Sunday, November 12, 2006

This week I have been hard at work for the ARROW-FIGO (International Federation of Gynecology and Obstetrics) parallel forum. If nothing more comes out of this internship, I can at least say that I have finally memorized the correct spelling of "parallel"-- a spelling blindspot since childhood!
Of course things of much greater importance were learned and discussed in this four-evening forum on sexual and reproductive rights and health in Malaysia. All of the evenings had presentations from both local activists and professionals and visiting FIGO experts.
The first night was on the unmet need for contraception in Malaysia, the second on violence against women in respect to their reproductive health and rights, the third was on health sector reform (privatization), and the last night was on the feminization of HIV/AIDS.
All of the night inspired discussion and I think that the series was particularly effective because it was clear that it was not all just preaching to the converted. There was one doctor there who was willing to stand up and argue a counter-point to the views expressed by the panel, and I always think that is a good sign.
My role in the whole thing was to act as "rapporteur", so I was busily recording, taking notes, and trying to understand the bigger picture so that I can ultimately write a decent report on the event's proceedings and the recommendations that come out of it.

Through this process I learned that Malaysia doesn't have a comprehensive sexual education program in schools, that contraception (i.e. the pill) is only available to married women and that while you can get an abortion in a private clinic, it is expensive and public hospitals are unlikely to provide one despite Malaysia's relatively liberal law (abortion is allowed if the physical or mental health of the woman is at stake). It seems that decision makers would prefer to think that young un-married people are not having sex... a little unrealistic perhaps. Condom use here seems also to be an issue as I learned that many think that they are only to be used with sex workers, which may be a factor in the rising proportion of married women who are becoming infected with HIV, as they find it difficult to get their husbands to use condoms even if they are involved in risky activities like intravenous drug use.

It has been great to learn so much, but this week I have the unglamorous task of transcribing all the recordings. At the same time I am still working on organizing this evaluation meeting for the project in Indonesia. It seems more things keep coming up with that and so I feel like I am treading water with it. The meeting will be taking place on Dec 4 and 5, which is closing in on us now. Hopefully this will all pull together in the next couple of weeks.

2 comments:

Anonymous said...

Flooooo!

From what I've noticed from your postings and your photos, the english language is in very wide-spread use. I imagine that the conference/panel you just attended was in english? Does this reflect the accesibility of reproductive/sexual/gender education available to Malasians? Was the conference addressing what services/education are available in Malay? Do they have similar conferences in the Malay language? Are these questions irrelevant? Talk to you soon....
Lauren.

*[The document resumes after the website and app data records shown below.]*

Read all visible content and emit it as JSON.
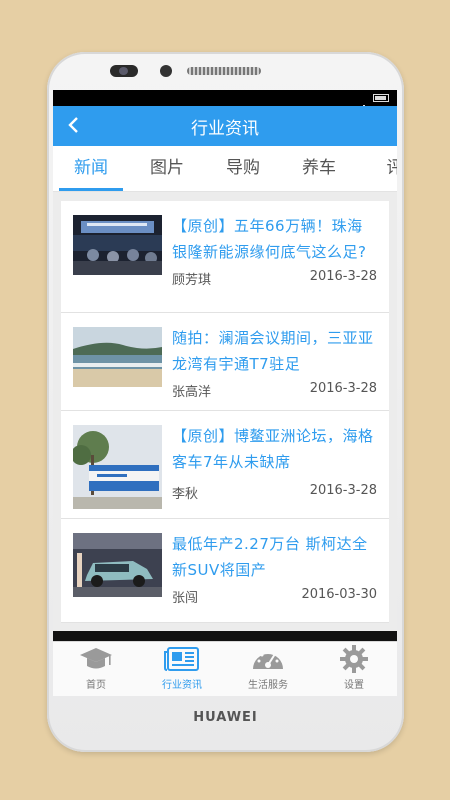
{
  "device": {
    "brand": "HUAWEI"
  },
  "appbar": {
    "title": "行业资讯",
    "back_icon": "chevron-left-icon"
  },
  "tabs": [
    {
      "label": "新闻",
      "active": true
    },
    {
      "label": "图片",
      "active": false
    },
    {
      "label": "导购",
      "active": false
    },
    {
      "label": "养车",
      "active": false
    },
    {
      "label": "评",
      "active": false
    }
  ],
  "articles": [
    {
      "title": "【原创】五年66万辆！珠海银隆新能源缘何底气这么足?",
      "author": "顾芳琪",
      "date": "2016-3-28",
      "thumb": "conference-stage"
    },
    {
      "title": "随拍：澜湄会议期间，三亚亚龙湾有宇通T7驻足",
      "author": "张高洋",
      "date": "2016-3-28",
      "thumb": "beach"
    },
    {
      "title": "【原创】博鳌亚洲论坛，海格客车7年从未缺席",
      "author": "李秋",
      "date": "2016-3-28",
      "thumb": "road-sign"
    },
    {
      "title": "最低年产2.27万台 斯柯达全新SUV将国产",
      "author": "张闯",
      "date": "2016-03-30",
      "thumb": "suv-car"
    }
  ],
  "bottom_nav": [
    {
      "label": "首页",
      "icon": "graduation-cap-icon",
      "active": false
    },
    {
      "label": "行业资讯",
      "icon": "newspaper-icon",
      "active": true
    },
    {
      "label": "生活服务",
      "icon": "speedometer-icon",
      "active": false
    },
    {
      "label": "设置",
      "icon": "gear-icon",
      "active": false
    }
  ],
  "colors": {
    "accent": "#2f9cee",
    "background": "#e6cfa4"
  }
}
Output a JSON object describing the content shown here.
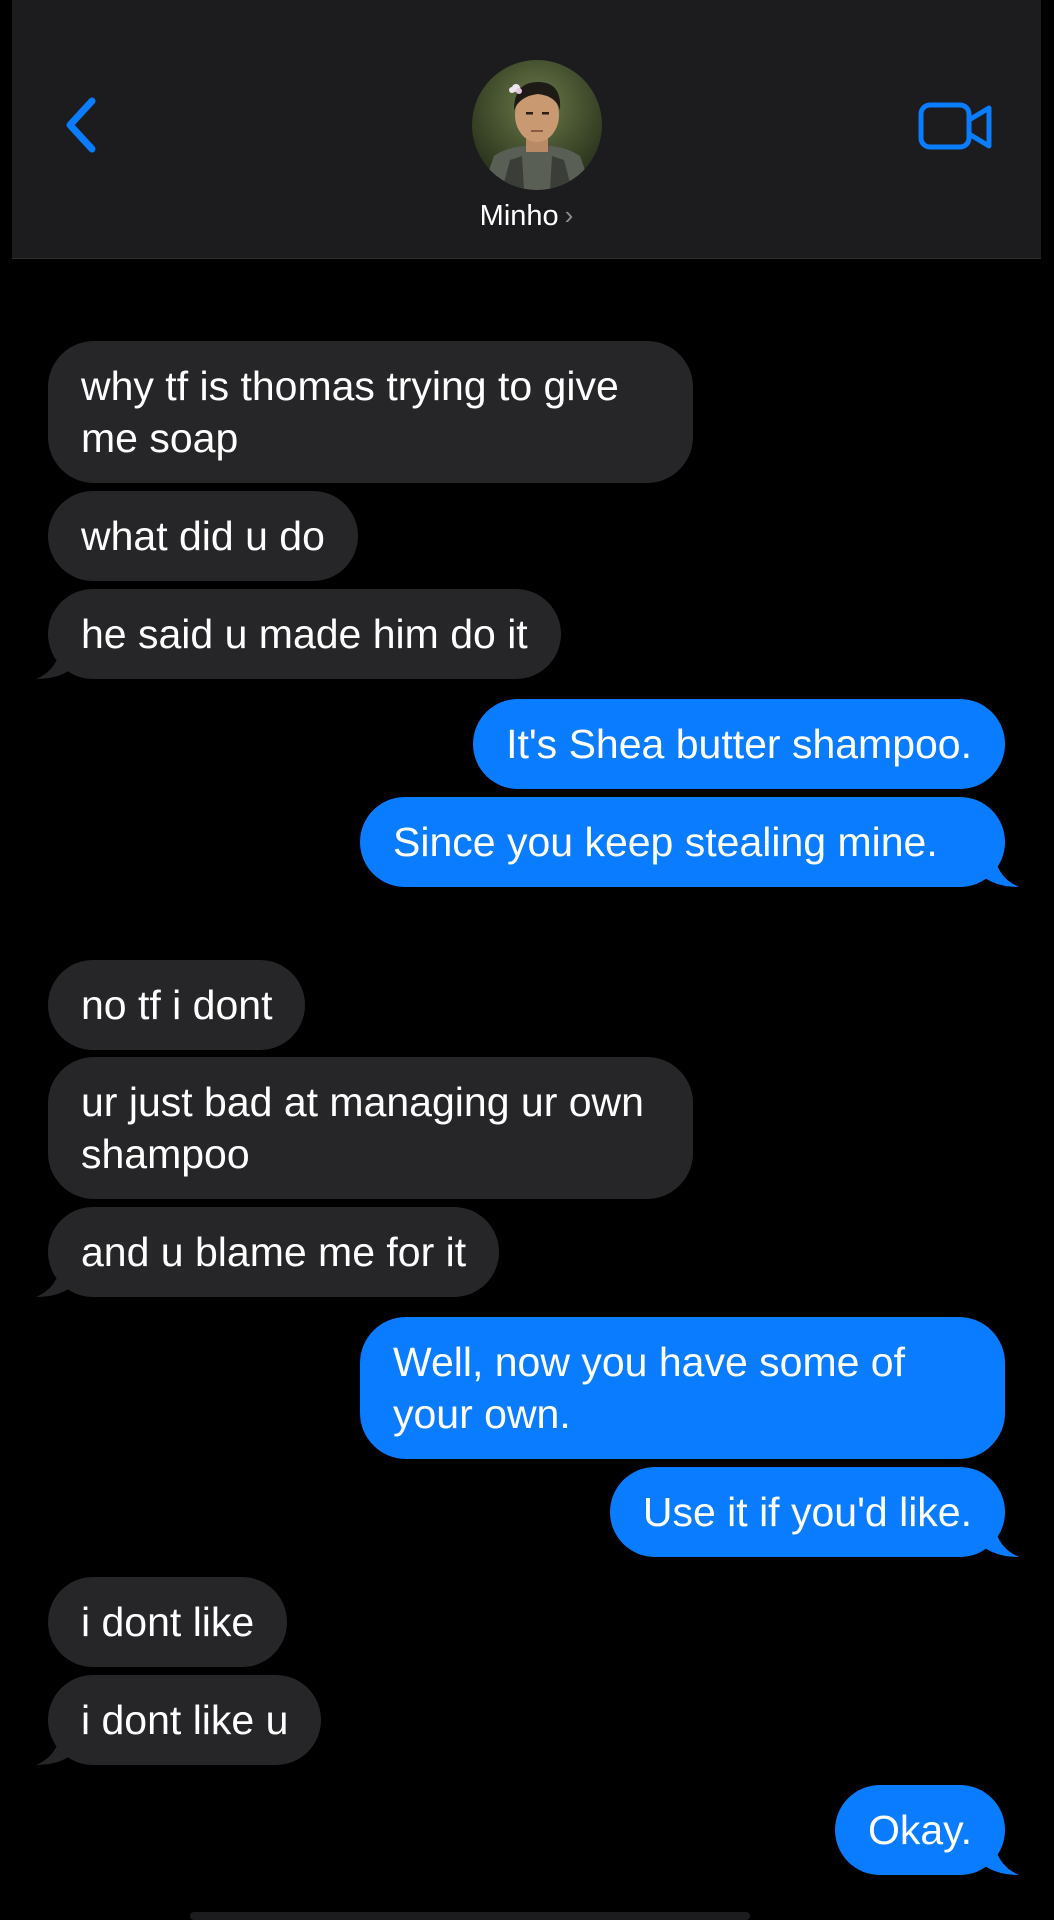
{
  "header": {
    "contact_name": "Minho",
    "colors": {
      "accent": "#0a7cff",
      "header_bg": "#1c1c1e",
      "incoming_bubble": "#262628",
      "outgoing_bubble": "#0a7cff"
    },
    "icons": {
      "back": "chevron-left-icon",
      "video": "video-camera-icon",
      "name_chevron": "chevron-right-icon"
    }
  },
  "messages": [
    {
      "from": "them",
      "text": "why tf is thomas trying to give me soap"
    },
    {
      "from": "them",
      "text": "what did u do"
    },
    {
      "from": "them",
      "text": "he said u made him do it"
    },
    {
      "from": "me",
      "text": "It's Shea butter shampoo."
    },
    {
      "from": "me",
      "text": "Since you keep stealing mine."
    },
    {
      "from": "them",
      "text": "no tf i dont"
    },
    {
      "from": "them",
      "text": "ur just bad at managing ur own shampoo"
    },
    {
      "from": "them",
      "text": "and u blame me for it"
    },
    {
      "from": "me",
      "text": "Well, now you have some of your own."
    },
    {
      "from": "me",
      "text": "Use it if you'd like."
    },
    {
      "from": "them",
      "text": "i dont like"
    },
    {
      "from": "them",
      "text": "i dont like u"
    },
    {
      "from": "me",
      "text": "Okay."
    }
  ]
}
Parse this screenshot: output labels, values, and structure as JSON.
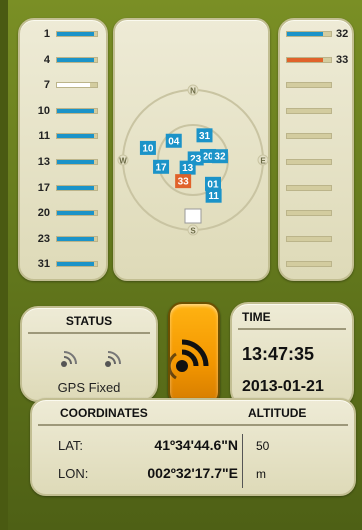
{
  "colors": {
    "signal_strong": "#1b93c8",
    "signal_weak": "#ffffff",
    "signal_alt": "#e0622a",
    "track": "#d3cc9f",
    "accent": "#f39600"
  },
  "snr_left": [
    {
      "prn": "1",
      "strength": 0.92,
      "color": "signal_strong"
    },
    {
      "prn": "4",
      "strength": 0.92,
      "color": "signal_strong"
    },
    {
      "prn": "7",
      "strength": 0.82,
      "color": "signal_weak"
    },
    {
      "prn": "10",
      "strength": 0.92,
      "color": "signal_strong"
    },
    {
      "prn": "11",
      "strength": 0.92,
      "color": "signal_strong"
    },
    {
      "prn": "13",
      "strength": 0.92,
      "color": "signal_strong"
    },
    {
      "prn": "17",
      "strength": 0.92,
      "color": "signal_strong"
    },
    {
      "prn": "20",
      "strength": 0.92,
      "color": "signal_strong"
    },
    {
      "prn": "23",
      "strength": 0.92,
      "color": "signal_strong"
    },
    {
      "prn": "31",
      "strength": 0.92,
      "color": "signal_strong"
    }
  ],
  "snr_right": [
    {
      "prn": "32",
      "strength": 0.82,
      "color": "signal_strong"
    },
    {
      "prn": "33",
      "strength": 0.82,
      "color": "signal_alt"
    },
    {
      "prn": "",
      "strength": 0,
      "color": "track"
    },
    {
      "prn": "",
      "strength": 0,
      "color": "track"
    },
    {
      "prn": "",
      "strength": 0,
      "color": "track"
    },
    {
      "prn": "",
      "strength": 0,
      "color": "track"
    },
    {
      "prn": "",
      "strength": 0,
      "color": "track"
    },
    {
      "prn": "",
      "strength": 0,
      "color": "track"
    },
    {
      "prn": "",
      "strength": 0,
      "color": "track"
    },
    {
      "prn": "",
      "strength": 0,
      "color": "track"
    }
  ],
  "sky": {
    "compass": {
      "n": "N",
      "e": "E",
      "s": "S",
      "w": "W"
    },
    "satellites": [
      {
        "prn": "31",
        "az": 25,
        "el": 55,
        "color": "signal_strong"
      },
      {
        "prn": "04",
        "az": 315,
        "el": 55,
        "color": "signal_strong"
      },
      {
        "prn": "20",
        "az": 75,
        "el": 70,
        "color": "signal_strong"
      },
      {
        "prn": "32",
        "az": 82,
        "el": 55,
        "color": "signal_strong"
      },
      {
        "prn": "10",
        "az": 285,
        "el": 30,
        "color": "signal_strong"
      },
      {
        "prn": "23",
        "az": 60,
        "el": 86,
        "color": "signal_strong"
      },
      {
        "prn": "17",
        "az": 258,
        "el": 48,
        "color": "signal_strong"
      },
      {
        "prn": "13",
        "az": 215,
        "el": 78,
        "color": "signal_strong"
      },
      {
        "prn": "33",
        "az": 205,
        "el": 60,
        "color": "signal_alt"
      },
      {
        "prn": "01",
        "az": 140,
        "el": 50,
        "color": "signal_strong"
      },
      {
        "prn": "11",
        "az": 150,
        "el": 37,
        "color": "signal_strong"
      },
      {
        "prn": "07",
        "az": 180,
        "el": 18,
        "color": "signal_weak"
      }
    ]
  },
  "status": {
    "title": "STATUS",
    "text": "GPS Fixed"
  },
  "gps_button": {
    "icon": "gps-signal-icon"
  },
  "time": {
    "title": "TIME",
    "time": "13:47:35",
    "date": "2013-01-21"
  },
  "coordinates": {
    "title": "COORDINATES",
    "lat_label": "LAT:",
    "lat": "41º34'44.6\"N",
    "lon_label": "LON:",
    "lon": "002º32'17.7\"E"
  },
  "altitude": {
    "title": "ALTITUDE",
    "value": "50",
    "unit": "m"
  }
}
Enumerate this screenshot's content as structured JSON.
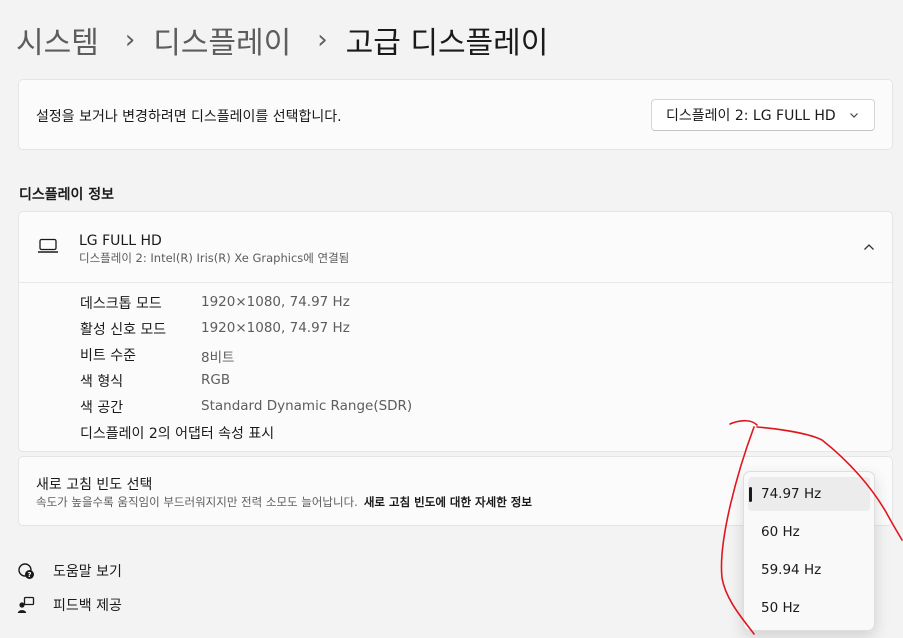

Flo said...

From what I understand, English is taught early and, as a former British colony, is widely understood in the city where it is used as a common language amoungst the ethnically diverse communities. In the countryside there are more exclusively Malay-speaking people but I don't think that there is a shortage of Malay doctors or other health-care providers. Schooling takes place in Malaysian and so generally most people can speak it. There are a number of government programs aimed at preserving the Malay language and affirmative action for Malays, especially in terms of university entrance numbers.
There were Malaysian doctors at the conference, some of whom did not have perfect English, but they had enough to get by and to participate.
I think that cultural barriers informed by conservatism pose a greater block to sexual and reproductive education than language, but it could be a factor I think.
Thanks for the question. It helps to tease out some more reflection and to talk about aspects I might not think about otherwise.